Marty trips up over his 'first lady'
Now that's chutzpah!
Brooklyn Borough President Marty Markowitz was fined a stinging $20,000 yesterday for taking his wife on two freebie foreign trips -- and he tried to justify the travel by claiming that the "first lady of Brooklyn" should be viewed in the same league as the nation's globe-trotting first lady, Michelle Obama.
The audacious claim was shot down by city ethics officials.
"The comparison is inapt," scoffed Administrative Law Judge Kevin Casey, who recommended the stiff penalty that was later imposed by the Conflicts of Interest Board, the city's ethics panel
"Historically, the nation's first ladies have been subject to intense public scrutiny. Recent first ladies are household names to most Americans, they are internationally recognized figures, and they have a full-time staff. There is simply no meaningful comparison between the role of the first lady of the United States and the first lady of Brooklyn."
Markowitz found himself in his latest ethics jam after voluntarily disclosing in annual financial filings that he and his wife, Jamie, had traveled together to Holland and Turkey in 2009 as guests of those governments. The value of the two trips was estimated between $10,000 and $40,000.
Though he agreed to pay the $20,000 fine, Markowitz was furious at what he called a "crazy" decision.
"If I get any more trips, I'm not going without my wife," he fumed.
"I'm not a dummy. I understand what a conflict is . . . I didn't abuse my position. They believe my wife doesn't have any role and they're wrong. You go to Europe, other countries, being Brooklyn borough president is a big thing there.
"Some people get in trouble when they don't take their wives.

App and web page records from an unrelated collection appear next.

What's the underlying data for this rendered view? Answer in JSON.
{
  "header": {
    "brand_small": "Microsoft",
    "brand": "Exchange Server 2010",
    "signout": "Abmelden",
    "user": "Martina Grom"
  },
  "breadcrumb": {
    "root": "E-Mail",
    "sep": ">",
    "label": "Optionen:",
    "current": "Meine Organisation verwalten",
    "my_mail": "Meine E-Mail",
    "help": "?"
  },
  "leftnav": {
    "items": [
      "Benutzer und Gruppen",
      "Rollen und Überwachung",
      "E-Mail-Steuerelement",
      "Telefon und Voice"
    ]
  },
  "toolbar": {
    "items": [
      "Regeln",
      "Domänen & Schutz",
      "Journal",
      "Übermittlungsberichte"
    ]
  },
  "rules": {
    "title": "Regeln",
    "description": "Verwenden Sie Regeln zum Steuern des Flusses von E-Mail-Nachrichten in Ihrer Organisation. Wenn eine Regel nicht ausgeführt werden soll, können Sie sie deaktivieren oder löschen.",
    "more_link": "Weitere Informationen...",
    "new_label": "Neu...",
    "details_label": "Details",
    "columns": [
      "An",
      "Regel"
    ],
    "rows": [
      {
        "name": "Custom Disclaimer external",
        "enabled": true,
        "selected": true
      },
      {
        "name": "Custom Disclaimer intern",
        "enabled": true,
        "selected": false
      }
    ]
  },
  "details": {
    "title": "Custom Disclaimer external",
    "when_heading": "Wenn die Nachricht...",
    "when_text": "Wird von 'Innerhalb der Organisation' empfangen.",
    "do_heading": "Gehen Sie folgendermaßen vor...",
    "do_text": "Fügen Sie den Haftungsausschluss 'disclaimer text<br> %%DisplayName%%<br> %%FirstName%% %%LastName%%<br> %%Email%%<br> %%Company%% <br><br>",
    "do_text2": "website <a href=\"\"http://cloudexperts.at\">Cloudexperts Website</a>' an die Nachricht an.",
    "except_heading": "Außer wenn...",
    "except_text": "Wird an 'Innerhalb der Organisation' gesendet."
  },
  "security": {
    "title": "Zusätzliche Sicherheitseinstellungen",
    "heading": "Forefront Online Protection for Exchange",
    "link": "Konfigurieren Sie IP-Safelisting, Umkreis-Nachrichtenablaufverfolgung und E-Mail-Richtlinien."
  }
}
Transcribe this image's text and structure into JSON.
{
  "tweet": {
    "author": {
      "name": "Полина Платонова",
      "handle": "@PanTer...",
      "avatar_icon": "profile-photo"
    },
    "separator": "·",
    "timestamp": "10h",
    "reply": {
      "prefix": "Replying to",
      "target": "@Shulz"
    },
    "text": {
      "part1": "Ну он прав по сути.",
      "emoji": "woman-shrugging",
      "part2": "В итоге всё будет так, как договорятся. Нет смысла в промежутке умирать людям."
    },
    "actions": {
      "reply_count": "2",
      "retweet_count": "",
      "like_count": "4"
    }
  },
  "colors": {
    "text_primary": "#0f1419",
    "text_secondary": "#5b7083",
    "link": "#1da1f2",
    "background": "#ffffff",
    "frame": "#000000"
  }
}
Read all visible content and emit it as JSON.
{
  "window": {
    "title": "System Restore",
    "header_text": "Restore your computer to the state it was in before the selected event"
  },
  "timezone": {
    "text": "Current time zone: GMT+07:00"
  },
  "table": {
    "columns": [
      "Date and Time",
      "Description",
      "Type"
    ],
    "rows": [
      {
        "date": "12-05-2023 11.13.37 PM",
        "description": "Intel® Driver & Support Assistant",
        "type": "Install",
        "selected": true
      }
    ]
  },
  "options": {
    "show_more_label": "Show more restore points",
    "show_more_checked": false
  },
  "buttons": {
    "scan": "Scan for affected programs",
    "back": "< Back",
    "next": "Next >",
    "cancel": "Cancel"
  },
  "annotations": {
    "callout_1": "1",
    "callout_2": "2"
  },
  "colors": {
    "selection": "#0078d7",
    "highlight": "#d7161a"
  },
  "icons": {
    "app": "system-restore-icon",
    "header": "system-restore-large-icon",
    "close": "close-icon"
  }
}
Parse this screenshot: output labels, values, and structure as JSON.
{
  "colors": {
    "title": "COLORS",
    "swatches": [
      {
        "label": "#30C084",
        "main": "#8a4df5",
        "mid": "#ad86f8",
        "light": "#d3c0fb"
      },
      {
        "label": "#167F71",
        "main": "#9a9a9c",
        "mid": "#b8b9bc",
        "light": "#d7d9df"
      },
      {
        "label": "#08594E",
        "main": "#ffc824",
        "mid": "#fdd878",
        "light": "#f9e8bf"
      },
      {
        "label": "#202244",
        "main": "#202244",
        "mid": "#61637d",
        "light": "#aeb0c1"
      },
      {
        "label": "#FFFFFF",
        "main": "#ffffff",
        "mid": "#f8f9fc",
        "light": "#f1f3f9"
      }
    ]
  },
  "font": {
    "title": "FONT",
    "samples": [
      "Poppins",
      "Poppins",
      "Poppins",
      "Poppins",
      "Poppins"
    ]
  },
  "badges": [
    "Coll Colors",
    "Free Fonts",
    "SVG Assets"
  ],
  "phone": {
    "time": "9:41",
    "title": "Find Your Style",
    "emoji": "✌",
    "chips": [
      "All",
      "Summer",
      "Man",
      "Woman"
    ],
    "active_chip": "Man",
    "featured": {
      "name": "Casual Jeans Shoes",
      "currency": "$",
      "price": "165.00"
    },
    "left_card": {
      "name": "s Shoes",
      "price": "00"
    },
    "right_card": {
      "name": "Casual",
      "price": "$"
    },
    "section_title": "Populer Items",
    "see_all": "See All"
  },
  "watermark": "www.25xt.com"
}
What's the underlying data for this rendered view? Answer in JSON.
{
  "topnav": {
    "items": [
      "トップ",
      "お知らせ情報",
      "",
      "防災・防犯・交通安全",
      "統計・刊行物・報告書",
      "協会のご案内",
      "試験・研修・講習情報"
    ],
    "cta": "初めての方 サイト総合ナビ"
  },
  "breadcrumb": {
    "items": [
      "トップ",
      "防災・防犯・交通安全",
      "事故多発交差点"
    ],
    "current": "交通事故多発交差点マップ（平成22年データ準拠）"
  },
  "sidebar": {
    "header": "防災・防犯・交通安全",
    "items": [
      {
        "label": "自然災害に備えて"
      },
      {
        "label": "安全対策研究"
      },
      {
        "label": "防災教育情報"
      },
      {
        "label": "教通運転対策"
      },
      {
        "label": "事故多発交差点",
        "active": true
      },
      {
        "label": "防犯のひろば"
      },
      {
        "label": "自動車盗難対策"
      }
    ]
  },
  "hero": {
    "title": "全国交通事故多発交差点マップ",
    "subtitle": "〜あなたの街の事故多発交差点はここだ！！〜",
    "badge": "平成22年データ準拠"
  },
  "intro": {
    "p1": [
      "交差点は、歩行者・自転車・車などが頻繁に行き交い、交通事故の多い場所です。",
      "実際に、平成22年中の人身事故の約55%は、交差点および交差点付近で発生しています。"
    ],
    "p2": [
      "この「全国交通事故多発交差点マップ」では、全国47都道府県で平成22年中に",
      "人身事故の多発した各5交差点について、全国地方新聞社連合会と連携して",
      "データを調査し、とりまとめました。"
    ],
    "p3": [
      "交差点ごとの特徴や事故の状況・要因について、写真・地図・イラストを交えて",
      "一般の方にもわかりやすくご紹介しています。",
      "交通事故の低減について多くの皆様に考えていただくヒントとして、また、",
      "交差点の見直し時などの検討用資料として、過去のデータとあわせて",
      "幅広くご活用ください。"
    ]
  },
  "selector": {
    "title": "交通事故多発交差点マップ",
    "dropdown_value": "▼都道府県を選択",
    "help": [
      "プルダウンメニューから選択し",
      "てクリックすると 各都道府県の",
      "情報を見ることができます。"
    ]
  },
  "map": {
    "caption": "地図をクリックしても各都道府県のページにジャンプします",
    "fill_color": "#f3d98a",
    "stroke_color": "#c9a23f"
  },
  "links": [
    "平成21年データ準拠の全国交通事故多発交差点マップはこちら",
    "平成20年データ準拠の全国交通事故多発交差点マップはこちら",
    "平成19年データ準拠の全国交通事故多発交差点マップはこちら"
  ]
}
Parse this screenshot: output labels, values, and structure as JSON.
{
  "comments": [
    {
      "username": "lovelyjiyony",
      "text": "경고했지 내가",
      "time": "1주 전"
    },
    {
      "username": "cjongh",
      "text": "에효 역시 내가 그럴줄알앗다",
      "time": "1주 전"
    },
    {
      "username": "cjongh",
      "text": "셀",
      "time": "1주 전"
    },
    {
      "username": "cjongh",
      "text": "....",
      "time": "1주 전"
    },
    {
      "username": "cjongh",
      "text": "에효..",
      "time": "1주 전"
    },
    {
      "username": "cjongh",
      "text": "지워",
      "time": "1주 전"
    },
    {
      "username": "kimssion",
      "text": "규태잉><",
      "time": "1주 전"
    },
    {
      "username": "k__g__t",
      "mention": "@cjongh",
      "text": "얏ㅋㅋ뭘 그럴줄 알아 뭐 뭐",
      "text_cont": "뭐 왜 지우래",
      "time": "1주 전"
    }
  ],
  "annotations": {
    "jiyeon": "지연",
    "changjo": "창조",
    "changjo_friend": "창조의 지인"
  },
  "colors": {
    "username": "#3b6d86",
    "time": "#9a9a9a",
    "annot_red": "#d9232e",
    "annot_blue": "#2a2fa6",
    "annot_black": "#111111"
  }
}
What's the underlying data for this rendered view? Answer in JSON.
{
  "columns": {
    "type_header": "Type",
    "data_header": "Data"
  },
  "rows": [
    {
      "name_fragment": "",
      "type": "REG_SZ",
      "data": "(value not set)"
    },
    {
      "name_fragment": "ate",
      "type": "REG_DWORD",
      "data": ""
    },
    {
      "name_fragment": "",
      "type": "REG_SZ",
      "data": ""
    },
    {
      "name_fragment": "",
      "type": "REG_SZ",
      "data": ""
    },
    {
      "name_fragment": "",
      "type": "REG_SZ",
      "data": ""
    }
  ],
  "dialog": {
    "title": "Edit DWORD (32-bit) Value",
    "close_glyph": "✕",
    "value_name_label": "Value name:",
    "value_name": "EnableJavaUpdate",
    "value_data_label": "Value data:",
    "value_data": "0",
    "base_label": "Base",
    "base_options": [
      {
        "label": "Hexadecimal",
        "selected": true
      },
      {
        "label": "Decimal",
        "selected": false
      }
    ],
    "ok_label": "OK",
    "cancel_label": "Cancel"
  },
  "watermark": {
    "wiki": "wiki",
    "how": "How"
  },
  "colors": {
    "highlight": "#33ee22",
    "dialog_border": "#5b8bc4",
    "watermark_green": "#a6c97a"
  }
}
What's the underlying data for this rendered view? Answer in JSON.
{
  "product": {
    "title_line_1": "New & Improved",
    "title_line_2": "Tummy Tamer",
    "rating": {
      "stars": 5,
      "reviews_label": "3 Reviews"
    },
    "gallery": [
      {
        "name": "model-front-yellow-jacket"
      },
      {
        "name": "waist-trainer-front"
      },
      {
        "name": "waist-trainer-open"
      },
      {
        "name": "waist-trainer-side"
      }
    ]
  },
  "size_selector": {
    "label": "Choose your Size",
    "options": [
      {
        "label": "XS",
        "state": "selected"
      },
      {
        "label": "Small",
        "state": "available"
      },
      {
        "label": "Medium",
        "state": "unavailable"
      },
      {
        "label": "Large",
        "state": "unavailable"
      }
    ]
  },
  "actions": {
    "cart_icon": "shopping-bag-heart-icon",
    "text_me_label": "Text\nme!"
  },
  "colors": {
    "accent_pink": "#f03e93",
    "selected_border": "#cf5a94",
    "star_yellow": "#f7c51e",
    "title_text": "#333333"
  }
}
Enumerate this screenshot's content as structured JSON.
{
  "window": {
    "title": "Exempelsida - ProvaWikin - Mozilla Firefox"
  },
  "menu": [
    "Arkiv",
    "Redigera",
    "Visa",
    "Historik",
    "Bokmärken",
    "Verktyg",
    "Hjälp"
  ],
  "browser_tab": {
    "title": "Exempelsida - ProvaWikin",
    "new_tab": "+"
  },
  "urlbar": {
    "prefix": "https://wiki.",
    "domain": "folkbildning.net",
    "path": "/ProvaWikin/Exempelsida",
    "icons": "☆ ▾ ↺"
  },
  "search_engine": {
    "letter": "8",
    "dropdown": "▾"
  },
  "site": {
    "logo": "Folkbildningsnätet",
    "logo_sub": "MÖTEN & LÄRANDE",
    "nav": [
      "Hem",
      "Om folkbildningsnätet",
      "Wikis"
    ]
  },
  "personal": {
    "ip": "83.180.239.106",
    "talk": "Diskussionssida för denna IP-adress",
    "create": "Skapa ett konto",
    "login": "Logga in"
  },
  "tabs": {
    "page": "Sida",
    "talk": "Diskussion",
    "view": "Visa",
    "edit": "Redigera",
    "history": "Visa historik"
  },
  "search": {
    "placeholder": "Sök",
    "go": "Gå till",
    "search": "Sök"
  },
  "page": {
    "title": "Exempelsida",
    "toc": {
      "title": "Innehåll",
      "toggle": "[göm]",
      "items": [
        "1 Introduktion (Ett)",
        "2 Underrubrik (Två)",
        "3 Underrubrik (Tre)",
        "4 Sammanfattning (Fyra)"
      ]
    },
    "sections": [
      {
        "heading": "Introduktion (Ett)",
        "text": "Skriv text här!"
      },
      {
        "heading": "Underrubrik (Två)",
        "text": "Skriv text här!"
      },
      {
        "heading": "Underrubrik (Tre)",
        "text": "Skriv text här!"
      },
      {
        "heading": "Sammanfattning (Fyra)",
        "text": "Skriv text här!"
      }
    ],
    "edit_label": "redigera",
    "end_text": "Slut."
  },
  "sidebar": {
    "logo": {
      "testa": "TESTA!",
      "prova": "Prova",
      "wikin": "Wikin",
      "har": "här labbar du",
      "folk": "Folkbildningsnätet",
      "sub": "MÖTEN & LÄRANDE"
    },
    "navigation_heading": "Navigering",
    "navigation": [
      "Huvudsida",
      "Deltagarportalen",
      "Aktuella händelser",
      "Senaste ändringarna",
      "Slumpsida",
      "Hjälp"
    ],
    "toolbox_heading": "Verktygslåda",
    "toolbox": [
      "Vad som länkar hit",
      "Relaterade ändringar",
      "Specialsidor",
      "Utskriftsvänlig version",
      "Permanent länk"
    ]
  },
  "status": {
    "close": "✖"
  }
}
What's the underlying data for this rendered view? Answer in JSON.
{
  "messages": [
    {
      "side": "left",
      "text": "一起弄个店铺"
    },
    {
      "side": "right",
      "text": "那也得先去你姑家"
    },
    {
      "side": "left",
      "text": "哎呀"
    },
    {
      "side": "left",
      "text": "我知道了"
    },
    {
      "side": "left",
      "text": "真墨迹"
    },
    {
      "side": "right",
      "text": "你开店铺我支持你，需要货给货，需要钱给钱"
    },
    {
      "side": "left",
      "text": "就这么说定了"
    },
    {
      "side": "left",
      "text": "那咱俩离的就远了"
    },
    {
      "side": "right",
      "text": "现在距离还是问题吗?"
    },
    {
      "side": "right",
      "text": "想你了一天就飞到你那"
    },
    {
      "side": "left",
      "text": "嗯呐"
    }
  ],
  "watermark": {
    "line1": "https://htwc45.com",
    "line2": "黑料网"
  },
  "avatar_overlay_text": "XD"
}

I'm getting in trouble because I took my wife."
Ethics watchdogs had no problem with Markowitz joining a delegation to Holland to celebrate the 400th anniversary of Henry Hudson's voyage to New York. They also had no issue with Markowitz jetting to Turkey the same year to develop a sister-city relationship with the city of Izmir.
But they had a big problem when Jamie tagged along.
"By accepting travel expenses for his wife for each trip, respondent used his position as a public servant for a private or personal advantage," Casey concluded. "Simply put, his wife was able to travel with him abroad -- for free."
Casey rejected the Beep's claim that the rules about spouses accompanying elected officials on such trips are fuzzy.
Markowitz himself inquired about the rules in April 2007, when the Queen Mary 2 was inaugurating service from Brooklyn and he and his wife were offered free passage by Cunard Lines to England. Advised that she should pay her own way, he quickly agreed.
In August 2007, Markowitz was again in touch with the Conflicts of Interest Board, this time to say he had been invited to Turkey to "promote Brooklyn tourism and improve relations between Turkey and Brooklyn."
"As indicated by the COIB for my trip in May 2007 on the Queen Mary 2, I will pay for my wife's airfare, our meals and incidental expenses while in Turkey," Markowitz said at the time.
It turned out that during the 2007 trip to Turkey, Jamie Markowitz accepted a free flight within Turkey that she valued at $200. For that violation, the ethics board slapped him with a $3,000 fine.
The board penalized Markowitz another $7,000 for the Holland trip and $10,000 for the second jaunt to Turkey, both in 2009, both of which included free travel for his wife.